It is the job of ESPN and the other major networks to hype up the games they are carrying.  And, of course, when it is rivalry week, the promotion gets taken to a level that could never be matched by the actual game itself, especially when discussing a matchup as big as Ohio State against Michigan.

In a nutshell, Ohio State and Michigan was somewhat of a game until the end when Michigan quarterback Jake Rudock was injured and Ohio State scored a few meaningless touchdowns to make the game seem like more of a blowout than it actually was.  What was most interesting was the way that the announcers discussed Ohio State’s late game display of what would have been considered horrible sportsmanship and irresponsible coaching in any other game.

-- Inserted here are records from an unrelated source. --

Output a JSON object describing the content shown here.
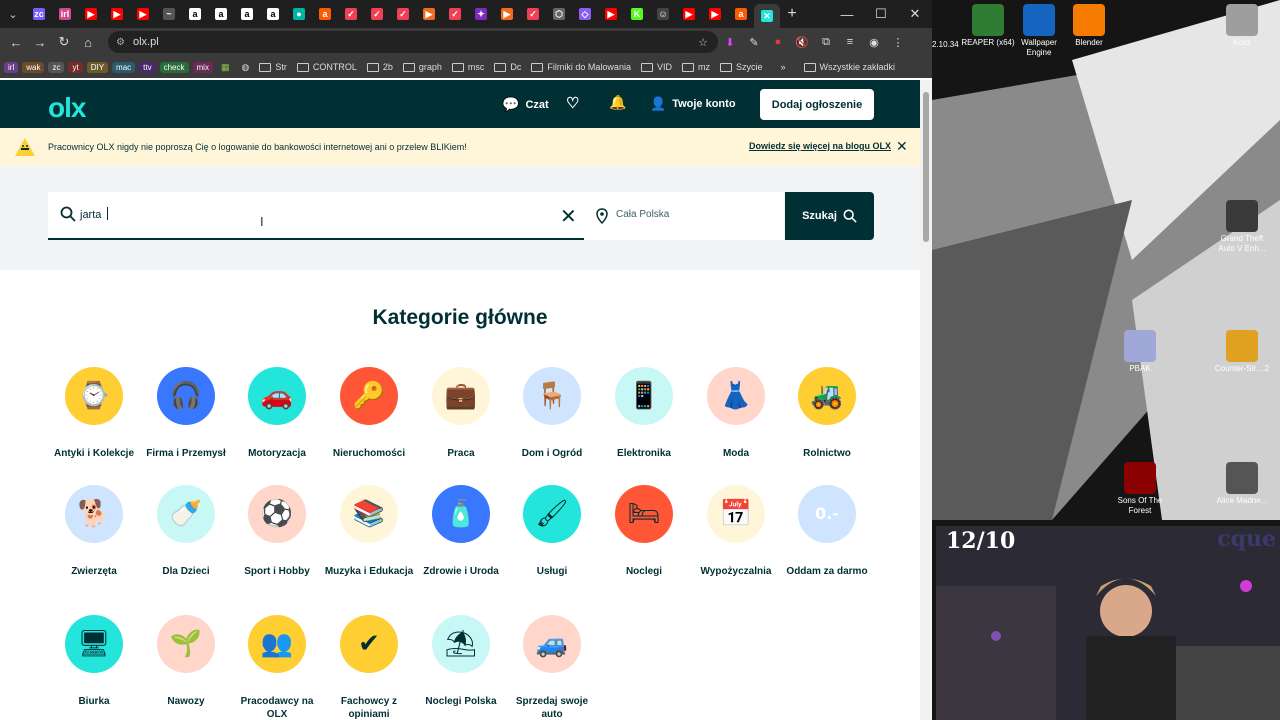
{
  "browser": {
    "tabs": [
      {
        "icon": "tab-icon-twitch",
        "color": "#7a5cff",
        "glyph": "zc",
        "active": false
      },
      {
        "icon": "tab-icon-irl",
        "color": "#d04a8a",
        "glyph": "irl",
        "active": false
      },
      {
        "icon": "tab-icon-youtube",
        "color": "#ff0000",
        "glyph": "▶",
        "active": false
      },
      {
        "icon": "tab-icon-youtube",
        "color": "#ff0000",
        "glyph": "▶",
        "active": false
      },
      {
        "icon": "tab-icon-youtube",
        "color": "#ff0000",
        "glyph": "▶",
        "active": false
      },
      {
        "icon": "tab-icon-generic",
        "color": "#555555",
        "glyph": "~",
        "active": false
      },
      {
        "icon": "tab-icon-amazon",
        "color": "#ffffff",
        "glyph": "a",
        "active": false
      },
      {
        "icon": "tab-icon-amazon",
        "color": "#ffffff",
        "glyph": "a",
        "active": false
      },
      {
        "icon": "tab-icon-amazon",
        "color": "#ffffff",
        "glyph": "a",
        "active": false
      },
      {
        "icon": "tab-icon-amazon",
        "color": "#ffffff",
        "glyph": "a",
        "active": false
      },
      {
        "icon": "tab-icon-teal",
        "color": "#00b3a4",
        "glyph": "●",
        "active": false
      },
      {
        "icon": "tab-icon-allegro",
        "color": "#ff5a00",
        "glyph": "a",
        "active": false
      },
      {
        "icon": "tab-icon-pocket",
        "color": "#ef4056",
        "glyph": "✓",
        "active": false
      },
      {
        "icon": "tab-icon-pocket",
        "color": "#ef4056",
        "glyph": "✓",
        "active": false
      },
      {
        "icon": "tab-icon-pocket",
        "color": "#ef4056",
        "glyph": "✓",
        "active": false
      },
      {
        "icon": "tab-icon-orange",
        "color": "#f26b1d",
        "glyph": "▶",
        "active": false
      },
      {
        "icon": "tab-icon-pocket",
        "color": "#ef4056",
        "glyph": "✓",
        "active": false
      },
      {
        "icon": "tab-icon-generic",
        "color": "#7b2cbf",
        "glyph": "✦",
        "active": false
      },
      {
        "icon": "tab-icon-orange",
        "color": "#f26b1d",
        "glyph": "▶",
        "active": false
      },
      {
        "icon": "tab-icon-pocket",
        "color": "#ef4056",
        "glyph": "✓",
        "active": false
      },
      {
        "icon": "tab-icon-generic",
        "color": "#666666",
        "glyph": "⬡",
        "active": false
      },
      {
        "icon": "tab-icon-generic",
        "color": "#8a5cf6",
        "glyph": "◇",
        "active": false
      },
      {
        "icon": "tab-icon-youtube",
        "color": "#ff0000",
        "glyph": "▶",
        "active": false
      },
      {
        "icon": "tab-icon-kick",
        "color": "#53fc18",
        "glyph": "K",
        "active": false
      },
      {
        "icon": "tab-icon-generic",
        "color": "#444444",
        "glyph": "☺",
        "active": false
      },
      {
        "icon": "tab-icon-youtube",
        "color": "#ff0000",
        "glyph": "▶",
        "active": false
      },
      {
        "icon": "tab-icon-youtube",
        "color": "#ff0000",
        "glyph": "▶",
        "active": false
      },
      {
        "icon": "tab-icon-allegro",
        "color": "#ff5a00",
        "glyph": "a",
        "active": false
      },
      {
        "icon": "tab-icon-olx",
        "color": "#23e5db",
        "glyph": "✕",
        "active": true
      }
    ],
    "url": "olx.pl",
    "bookmark_chips": [
      {
        "label": "irl",
        "color": "#6b3e8a"
      },
      {
        "label": "wak",
        "color": "#6b4a2a"
      },
      {
        "label": "zc",
        "color": "#555555"
      },
      {
        "label": "yt",
        "color": "#7a2a2a"
      },
      {
        "label": "DIY",
        "color": "#6b5a2a"
      },
      {
        "label": "mac",
        "color": "#2a5a6b"
      },
      {
        "label": "ttv",
        "color": "#4a2a6b"
      },
      {
        "label": "check",
        "color": "#2a6b3a"
      },
      {
        "label": "mix",
        "color": "#6b2a5a"
      }
    ],
    "bookmark_folders": [
      "Str",
      "CONTROL",
      "2b",
      "graph",
      "msc",
      "Dc",
      "Filmiki do Malowania",
      "VID",
      "mz",
      "Szycie"
    ],
    "bookmark_overflow": "»",
    "all_bookmarks": "Wszystkie zakładki"
  },
  "header": {
    "logo": "olx",
    "chat": "Czat",
    "account": "Twoje konto",
    "post_ad": "Dodaj ogłoszenie"
  },
  "notice": {
    "message": "Pracownicy OLX nigdy nie poproszą Cię o logowanie do bankowości internetowej ani o przelew BLIKiem!",
    "link": "Dowiedz się więcej na blogu OLX"
  },
  "search": {
    "query": "jarta",
    "location": "Cała Polska",
    "button": "Szukaj"
  },
  "categories_title": "Kategorie główne",
  "categories": [
    {
      "name": "antyki",
      "label": "Antyki i Kolekcje",
      "bg": "#ffce32",
      "icon": "pocket-watch-icon",
      "glyph": "⌚"
    },
    {
      "name": "firma",
      "label": "Firma i Przemysł",
      "bg": "#3a77ff",
      "icon": "ear-muffs-icon",
      "glyph": "🎧"
    },
    {
      "name": "motoryzacja",
      "label": "Motoryzacja",
      "bg": "#23e5db",
      "icon": "car-icon",
      "glyph": "🚗"
    },
    {
      "name": "nieruchomosci",
      "label": "Nieruchomości",
      "bg": "#ff5636",
      "icon": "keys-icon",
      "glyph": "🔑"
    },
    {
      "name": "praca",
      "label": "Praca",
      "bg": "#fff6d9",
      "icon": "briefcase-icon",
      "glyph": "💼"
    },
    {
      "name": "dom",
      "label": "Dom i Ogród",
      "bg": "#cee4ff",
      "icon": "armchair-icon",
      "glyph": "🪑"
    },
    {
      "name": "elektronika",
      "label": "Elektronika",
      "bg": "#c8f8f6",
      "icon": "smartphone-icon",
      "glyph": "📱"
    },
    {
      "name": "moda",
      "label": "Moda",
      "bg": "#ffd6c9",
      "icon": "dress-icon",
      "glyph": "👗"
    },
    {
      "name": "rolnictwo",
      "label": "Rolnictwo",
      "bg": "#ffce32",
      "icon": "tractor-icon",
      "glyph": "🚜"
    },
    {
      "name": "zwierzeta",
      "label": "Zwierzęta",
      "bg": "#cee4ff",
      "icon": "dog-icon",
      "glyph": "🐕"
    },
    {
      "name": "dla-dzieci",
      "label": "Dla Dzieci",
      "bg": "#c8f8f6",
      "icon": "stroller-icon",
      "glyph": "🍼"
    },
    {
      "name": "sport",
      "label": "Sport i Hobby",
      "bg": "#ffd6c9",
      "icon": "football-icon",
      "glyph": "⚽"
    },
    {
      "name": "muzyka",
      "label": "Muzyka i Edukacja",
      "bg": "#fff6d9",
      "icon": "books-icon",
      "glyph": "📚"
    },
    {
      "name": "zdrowie",
      "label": "Zdrowie i Uroda",
      "bg": "#3a77ff",
      "icon": "perfume-icon",
      "glyph": "🧴"
    },
    {
      "name": "uslugi",
      "label": "Usługi",
      "bg": "#23e5db",
      "icon": "paint-roller-icon",
      "glyph": "🖌"
    },
    {
      "name": "noclegi",
      "label": "Noclegi",
      "bg": "#ff5636",
      "icon": "bed-icon",
      "glyph": "🛏"
    },
    {
      "name": "wypozyczalnia",
      "label": "Wypożyczalnia",
      "bg": "#fff6d9",
      "icon": "calendar-icon",
      "glyph": "📅"
    },
    {
      "name": "oddam",
      "label": "Oddam za darmo",
      "bg": "#cee4ff",
      "icon": "price-tag-icon",
      "glyph": "0.-"
    },
    {
      "name": "biurka",
      "label": "Biurka",
      "bg": "#23e5db",
      "icon": "desk-icon",
      "glyph": "🖥"
    },
    {
      "name": "nawozy",
      "label": "Nawozy",
      "bg": "#ffd6c9",
      "icon": "seedling-icon",
      "glyph": "🌱"
    },
    {
      "name": "pracodawcy",
      "label": "Pracodawcy na OLX",
      "bg": "#ffce32",
      "icon": "people-icon",
      "glyph": "👥"
    },
    {
      "name": "fachowcy",
      "label": "Fachowcy z opiniami",
      "bg": "#ffce32",
      "icon": "check-badge-icon",
      "glyph": "✔"
    },
    {
      "name": "noclegi-polska",
      "label": "Noclegi Polska",
      "bg": "#c8f8f6",
      "icon": "beach-chair-icon",
      "glyph": "⛱"
    },
    {
      "name": "sprzedaj-auto",
      "label": "Sprzedaj swoje auto",
      "bg": "#ffd6c9",
      "icon": "car-key-icon",
      "glyph": "🚙"
    }
  ],
  "desktop": {
    "icons": [
      {
        "name": "reaper",
        "label": "REAPER (x64)",
        "color": "#2e7d32"
      },
      {
        "name": "wallpaper-engine",
        "label": "Wallpaper Engine",
        "color": "#1565c0"
      },
      {
        "name": "blender",
        "label": "Blender",
        "color": "#f57c00"
      },
      {
        "name": "recycle-bin",
        "label": "Kosz",
        "color": "#9e9e9e"
      },
      {
        "name": "gta",
        "label": "Grand Theft Auto V Enh...",
        "color": "#3a3a3a"
      },
      {
        "name": "pbak",
        "label": "PBAK",
        "color": "#a0a8d8"
      },
      {
        "name": "counter-strike",
        "label": "Counter-Str... 2",
        "color": "#e0a020"
      },
      {
        "name": "sons-of-the-forest",
        "label": "Sons Of The Forest",
        "color": "#8b0000"
      },
      {
        "name": "alice-madness",
        "label": "Alice Madne...",
        "color": "#555555"
      }
    ],
    "partial_label": "2.10.34",
    "webcam_score": "12/10",
    "webcam_brand": "cque"
  }
}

With the game well out of reach, Ohio State made the decision to go for it on fourth down when they were on a part of the field where it was not quite worth it to punt, but not quite worth it to kick a field goal.  Later, with about two and a half minutes to go, Ohio State went for it on fourth down with an Ezekiel Elliott run on the Michigan 3-yard line.  Michigan stopped the run and took over on downs.  Surprisingly, there was no criticism from the announcers.  In fact, the game proceeded as though nothing had happened and there was a discussion about how Ohio State and Urban Meyer were doing these things for “recruiting purposes.”  Using this justification, it seems logical to think that Ezekiel Elliott was also in the game for “recruiting purposes,” perhaps to show future Ohio State running backs that if you complain about play calling and not getting the ball, you get to stay in the game to rack up meaningless numbers the following week.

Recruiting is a key part of college football; this is common knowledge.  However, the notion that running up the score is a recruiting tactic is absurd.  Ohio State purposefully decided to keep its starters in during a blowout.  In an emotionally and historically charged game like this one, it isn’t out of the question that someone takes a cheap shot at an opponent who is purposefully trying to run up the score.  As a recruiting tool, Ohio State’s tactics today seemed backward and primitive.  To continue to run Ezekiel Elliott late in the game is a recipe for disaster, and irresponsible coaching, especially in a time when running backs are becoming increasingly replaceable and hit the wall a few years into their NFL career.

The takeaway from the end of Ohio State/Michigan is this: add the word “rivalry” into the mix and everything is justifiable.  Running up the score, unnecessarily endangering your star players, and providing a track record of bad sportsmanship is all okay as long as you do it against a “rival,” a term that has become overhyped, overused, and almost irrelevant in today’s college football playoff structure.  To think that Michigan was any more motivated to defeated Ohio State than say, Michigan State, or any other team the Buckeyes played this year, is an insult to all the teams and coaching staffs that Ohio State has faced throughout the year.